(Collected data entries)

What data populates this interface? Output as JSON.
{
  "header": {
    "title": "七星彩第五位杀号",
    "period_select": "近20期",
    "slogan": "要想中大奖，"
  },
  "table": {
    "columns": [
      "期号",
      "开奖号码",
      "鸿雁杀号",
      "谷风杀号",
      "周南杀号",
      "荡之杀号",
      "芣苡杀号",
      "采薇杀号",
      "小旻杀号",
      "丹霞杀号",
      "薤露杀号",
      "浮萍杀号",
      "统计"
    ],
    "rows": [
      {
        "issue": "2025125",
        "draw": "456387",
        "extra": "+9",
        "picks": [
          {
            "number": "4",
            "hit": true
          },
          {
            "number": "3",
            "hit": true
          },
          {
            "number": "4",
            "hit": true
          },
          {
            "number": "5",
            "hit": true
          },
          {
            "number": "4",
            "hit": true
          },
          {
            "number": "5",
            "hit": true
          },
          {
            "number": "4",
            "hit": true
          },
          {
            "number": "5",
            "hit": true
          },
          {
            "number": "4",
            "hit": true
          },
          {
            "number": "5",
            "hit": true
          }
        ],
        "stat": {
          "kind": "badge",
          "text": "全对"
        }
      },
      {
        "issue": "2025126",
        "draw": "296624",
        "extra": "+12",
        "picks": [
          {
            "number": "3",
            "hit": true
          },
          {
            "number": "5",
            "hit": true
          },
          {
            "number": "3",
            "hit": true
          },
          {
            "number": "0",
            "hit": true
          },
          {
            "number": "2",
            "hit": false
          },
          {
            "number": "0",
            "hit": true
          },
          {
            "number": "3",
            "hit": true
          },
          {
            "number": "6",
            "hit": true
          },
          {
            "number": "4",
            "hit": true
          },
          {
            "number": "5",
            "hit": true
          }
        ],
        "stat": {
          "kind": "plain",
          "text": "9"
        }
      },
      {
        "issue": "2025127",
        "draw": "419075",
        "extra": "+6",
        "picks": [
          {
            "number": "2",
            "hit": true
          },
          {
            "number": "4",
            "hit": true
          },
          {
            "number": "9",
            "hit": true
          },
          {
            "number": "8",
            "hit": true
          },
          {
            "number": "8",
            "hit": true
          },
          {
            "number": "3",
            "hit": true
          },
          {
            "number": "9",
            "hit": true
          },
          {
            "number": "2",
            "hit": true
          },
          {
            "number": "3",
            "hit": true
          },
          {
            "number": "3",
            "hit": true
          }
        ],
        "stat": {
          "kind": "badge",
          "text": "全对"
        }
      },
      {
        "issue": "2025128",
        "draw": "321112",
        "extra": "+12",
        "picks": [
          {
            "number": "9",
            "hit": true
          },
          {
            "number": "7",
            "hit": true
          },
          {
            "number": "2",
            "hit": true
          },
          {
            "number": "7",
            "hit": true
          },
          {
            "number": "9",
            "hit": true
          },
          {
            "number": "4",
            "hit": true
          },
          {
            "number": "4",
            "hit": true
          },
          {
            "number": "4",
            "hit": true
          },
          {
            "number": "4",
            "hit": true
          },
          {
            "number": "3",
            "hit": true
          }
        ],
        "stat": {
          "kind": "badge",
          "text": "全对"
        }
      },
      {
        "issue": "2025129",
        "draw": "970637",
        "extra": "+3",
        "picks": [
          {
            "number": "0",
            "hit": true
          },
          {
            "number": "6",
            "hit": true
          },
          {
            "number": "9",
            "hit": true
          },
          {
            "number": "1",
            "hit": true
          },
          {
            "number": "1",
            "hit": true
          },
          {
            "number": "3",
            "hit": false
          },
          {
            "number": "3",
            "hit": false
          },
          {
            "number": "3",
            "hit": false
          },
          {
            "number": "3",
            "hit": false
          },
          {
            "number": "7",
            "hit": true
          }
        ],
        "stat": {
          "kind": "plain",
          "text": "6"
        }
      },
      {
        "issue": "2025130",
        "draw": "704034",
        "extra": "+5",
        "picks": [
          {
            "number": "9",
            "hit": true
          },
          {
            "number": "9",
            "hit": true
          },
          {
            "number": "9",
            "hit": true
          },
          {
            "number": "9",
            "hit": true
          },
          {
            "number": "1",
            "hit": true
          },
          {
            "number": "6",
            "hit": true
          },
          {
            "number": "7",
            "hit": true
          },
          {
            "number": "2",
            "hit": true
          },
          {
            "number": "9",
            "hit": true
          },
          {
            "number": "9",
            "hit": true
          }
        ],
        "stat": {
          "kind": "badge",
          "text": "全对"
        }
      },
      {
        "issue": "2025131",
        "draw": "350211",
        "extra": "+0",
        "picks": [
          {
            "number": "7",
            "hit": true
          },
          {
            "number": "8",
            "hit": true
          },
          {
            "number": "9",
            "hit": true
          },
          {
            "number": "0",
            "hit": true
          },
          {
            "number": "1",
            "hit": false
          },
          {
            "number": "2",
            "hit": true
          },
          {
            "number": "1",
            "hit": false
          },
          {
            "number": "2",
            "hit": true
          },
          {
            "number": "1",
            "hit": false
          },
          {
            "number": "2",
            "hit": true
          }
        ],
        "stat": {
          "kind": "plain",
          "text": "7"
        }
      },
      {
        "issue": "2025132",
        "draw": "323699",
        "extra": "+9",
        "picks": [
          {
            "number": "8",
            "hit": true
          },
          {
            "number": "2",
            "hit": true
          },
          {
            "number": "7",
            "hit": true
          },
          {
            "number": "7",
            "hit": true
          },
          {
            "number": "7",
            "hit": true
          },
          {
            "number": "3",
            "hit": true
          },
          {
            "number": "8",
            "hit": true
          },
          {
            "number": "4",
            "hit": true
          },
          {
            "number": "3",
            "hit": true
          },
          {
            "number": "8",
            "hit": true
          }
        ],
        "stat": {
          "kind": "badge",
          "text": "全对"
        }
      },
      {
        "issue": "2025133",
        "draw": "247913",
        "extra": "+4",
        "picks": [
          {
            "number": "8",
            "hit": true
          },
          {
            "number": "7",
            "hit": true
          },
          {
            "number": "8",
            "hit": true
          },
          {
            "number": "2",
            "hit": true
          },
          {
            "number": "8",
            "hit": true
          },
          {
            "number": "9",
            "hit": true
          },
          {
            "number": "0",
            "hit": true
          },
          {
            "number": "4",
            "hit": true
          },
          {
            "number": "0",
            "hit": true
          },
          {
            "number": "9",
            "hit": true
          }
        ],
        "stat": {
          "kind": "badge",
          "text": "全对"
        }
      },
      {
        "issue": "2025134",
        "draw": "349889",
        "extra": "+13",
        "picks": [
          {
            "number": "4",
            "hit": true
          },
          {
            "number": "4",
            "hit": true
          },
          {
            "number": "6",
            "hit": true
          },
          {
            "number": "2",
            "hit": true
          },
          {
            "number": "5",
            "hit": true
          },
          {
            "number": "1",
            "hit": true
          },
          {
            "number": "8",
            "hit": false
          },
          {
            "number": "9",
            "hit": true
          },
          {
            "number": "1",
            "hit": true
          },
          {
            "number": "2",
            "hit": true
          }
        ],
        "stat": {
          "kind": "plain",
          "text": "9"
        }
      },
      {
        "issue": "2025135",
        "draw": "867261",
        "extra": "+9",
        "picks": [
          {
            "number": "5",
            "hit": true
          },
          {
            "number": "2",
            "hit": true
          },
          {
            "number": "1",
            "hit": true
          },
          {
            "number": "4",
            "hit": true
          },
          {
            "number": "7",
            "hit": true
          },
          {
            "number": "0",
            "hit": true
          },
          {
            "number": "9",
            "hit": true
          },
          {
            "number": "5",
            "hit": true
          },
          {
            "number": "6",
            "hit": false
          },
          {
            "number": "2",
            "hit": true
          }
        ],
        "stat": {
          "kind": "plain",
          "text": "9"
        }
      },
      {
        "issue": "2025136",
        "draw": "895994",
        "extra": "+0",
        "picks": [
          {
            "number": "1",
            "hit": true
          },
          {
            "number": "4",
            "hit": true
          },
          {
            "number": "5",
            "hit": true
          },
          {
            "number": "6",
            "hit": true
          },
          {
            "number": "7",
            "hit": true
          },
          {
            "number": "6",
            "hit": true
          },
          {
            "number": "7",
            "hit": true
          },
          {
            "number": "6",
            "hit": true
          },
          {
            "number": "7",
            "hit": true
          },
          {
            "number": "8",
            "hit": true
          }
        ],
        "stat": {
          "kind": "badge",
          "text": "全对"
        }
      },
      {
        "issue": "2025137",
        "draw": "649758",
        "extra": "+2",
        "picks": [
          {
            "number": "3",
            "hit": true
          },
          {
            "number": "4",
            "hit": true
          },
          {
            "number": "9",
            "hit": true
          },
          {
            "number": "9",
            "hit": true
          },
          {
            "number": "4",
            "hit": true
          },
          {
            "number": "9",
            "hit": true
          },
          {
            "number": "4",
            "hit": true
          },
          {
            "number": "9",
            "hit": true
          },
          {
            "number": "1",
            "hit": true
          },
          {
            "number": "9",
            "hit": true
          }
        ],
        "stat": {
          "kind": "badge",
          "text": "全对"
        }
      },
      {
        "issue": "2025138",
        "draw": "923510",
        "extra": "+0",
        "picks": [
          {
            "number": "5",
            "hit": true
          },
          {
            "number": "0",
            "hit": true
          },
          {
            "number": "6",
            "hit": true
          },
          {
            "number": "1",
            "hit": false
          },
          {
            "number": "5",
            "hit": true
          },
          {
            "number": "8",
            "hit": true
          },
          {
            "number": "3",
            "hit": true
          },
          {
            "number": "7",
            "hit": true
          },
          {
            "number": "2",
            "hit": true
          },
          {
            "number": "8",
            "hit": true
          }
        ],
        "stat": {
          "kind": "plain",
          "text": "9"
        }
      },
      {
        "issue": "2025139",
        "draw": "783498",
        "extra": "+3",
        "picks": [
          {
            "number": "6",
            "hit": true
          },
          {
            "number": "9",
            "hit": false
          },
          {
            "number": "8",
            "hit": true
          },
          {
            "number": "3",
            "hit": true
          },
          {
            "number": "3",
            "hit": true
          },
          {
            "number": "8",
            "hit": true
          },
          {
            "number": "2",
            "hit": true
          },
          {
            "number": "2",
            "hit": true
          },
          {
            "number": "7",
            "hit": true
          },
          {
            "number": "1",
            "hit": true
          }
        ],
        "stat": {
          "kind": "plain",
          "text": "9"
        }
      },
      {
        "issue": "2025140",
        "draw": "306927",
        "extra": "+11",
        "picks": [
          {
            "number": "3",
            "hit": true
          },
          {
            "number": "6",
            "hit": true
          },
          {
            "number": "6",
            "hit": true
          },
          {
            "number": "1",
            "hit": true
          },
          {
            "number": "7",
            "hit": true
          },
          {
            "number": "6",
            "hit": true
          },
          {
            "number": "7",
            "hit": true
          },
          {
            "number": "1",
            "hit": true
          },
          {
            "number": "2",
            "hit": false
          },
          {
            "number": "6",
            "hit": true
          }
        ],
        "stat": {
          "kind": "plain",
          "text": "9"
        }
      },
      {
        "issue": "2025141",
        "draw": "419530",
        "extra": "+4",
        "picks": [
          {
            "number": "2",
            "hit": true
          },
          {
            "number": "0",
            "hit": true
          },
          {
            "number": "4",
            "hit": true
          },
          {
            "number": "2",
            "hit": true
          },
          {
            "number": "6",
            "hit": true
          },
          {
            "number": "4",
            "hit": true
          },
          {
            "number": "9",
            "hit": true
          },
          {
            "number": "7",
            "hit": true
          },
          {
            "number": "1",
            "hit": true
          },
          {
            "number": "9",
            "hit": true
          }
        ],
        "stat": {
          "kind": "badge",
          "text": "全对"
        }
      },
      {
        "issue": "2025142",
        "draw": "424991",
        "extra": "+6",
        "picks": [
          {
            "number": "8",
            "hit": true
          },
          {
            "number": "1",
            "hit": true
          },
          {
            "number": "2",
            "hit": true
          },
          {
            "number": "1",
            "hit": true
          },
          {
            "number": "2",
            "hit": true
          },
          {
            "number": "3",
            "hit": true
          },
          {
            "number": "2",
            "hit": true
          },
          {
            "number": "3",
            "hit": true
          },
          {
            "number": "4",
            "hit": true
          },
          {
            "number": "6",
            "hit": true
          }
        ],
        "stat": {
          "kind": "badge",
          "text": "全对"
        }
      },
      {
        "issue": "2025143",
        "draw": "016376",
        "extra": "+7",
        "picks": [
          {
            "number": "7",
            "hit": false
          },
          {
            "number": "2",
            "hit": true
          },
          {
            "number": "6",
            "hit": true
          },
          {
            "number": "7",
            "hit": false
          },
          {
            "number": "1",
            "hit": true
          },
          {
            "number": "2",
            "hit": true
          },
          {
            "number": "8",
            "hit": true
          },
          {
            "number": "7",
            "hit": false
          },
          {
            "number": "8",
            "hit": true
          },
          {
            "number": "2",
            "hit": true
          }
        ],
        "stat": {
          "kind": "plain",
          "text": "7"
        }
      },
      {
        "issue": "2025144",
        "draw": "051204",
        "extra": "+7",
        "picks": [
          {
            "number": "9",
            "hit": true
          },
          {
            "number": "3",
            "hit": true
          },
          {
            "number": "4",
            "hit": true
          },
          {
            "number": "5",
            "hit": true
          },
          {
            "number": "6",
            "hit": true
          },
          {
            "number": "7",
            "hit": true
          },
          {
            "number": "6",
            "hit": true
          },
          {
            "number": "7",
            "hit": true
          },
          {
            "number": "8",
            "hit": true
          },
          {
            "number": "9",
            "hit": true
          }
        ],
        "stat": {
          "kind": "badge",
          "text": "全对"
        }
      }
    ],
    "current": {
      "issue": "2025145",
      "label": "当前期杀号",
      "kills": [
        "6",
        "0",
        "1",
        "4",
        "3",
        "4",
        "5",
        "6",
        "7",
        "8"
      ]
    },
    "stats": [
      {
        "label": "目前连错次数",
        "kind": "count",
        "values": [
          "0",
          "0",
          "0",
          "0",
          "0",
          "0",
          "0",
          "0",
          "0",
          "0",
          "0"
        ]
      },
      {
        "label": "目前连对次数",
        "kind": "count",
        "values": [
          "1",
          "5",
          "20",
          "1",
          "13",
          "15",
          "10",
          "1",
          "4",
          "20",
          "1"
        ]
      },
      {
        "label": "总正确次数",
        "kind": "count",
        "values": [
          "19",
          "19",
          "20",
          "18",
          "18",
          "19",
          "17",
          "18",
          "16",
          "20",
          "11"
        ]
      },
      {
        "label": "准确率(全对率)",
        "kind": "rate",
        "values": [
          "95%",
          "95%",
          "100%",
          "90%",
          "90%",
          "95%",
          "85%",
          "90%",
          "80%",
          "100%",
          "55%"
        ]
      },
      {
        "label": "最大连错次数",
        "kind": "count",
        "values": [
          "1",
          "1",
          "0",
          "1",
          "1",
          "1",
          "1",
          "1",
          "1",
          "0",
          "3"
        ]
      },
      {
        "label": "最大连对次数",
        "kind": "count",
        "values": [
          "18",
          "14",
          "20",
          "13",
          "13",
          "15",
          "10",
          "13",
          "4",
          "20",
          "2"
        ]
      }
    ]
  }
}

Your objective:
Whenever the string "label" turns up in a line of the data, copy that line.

Reply to the task:
      "label": "当前期杀号",
        "label": "目前连错次数",
        "label": "目前连对次数",
        "label": "总正确次数",
        "label": "准确率(全对率)",
        "label": "最大连错次数",
        "label": "最大连对次数",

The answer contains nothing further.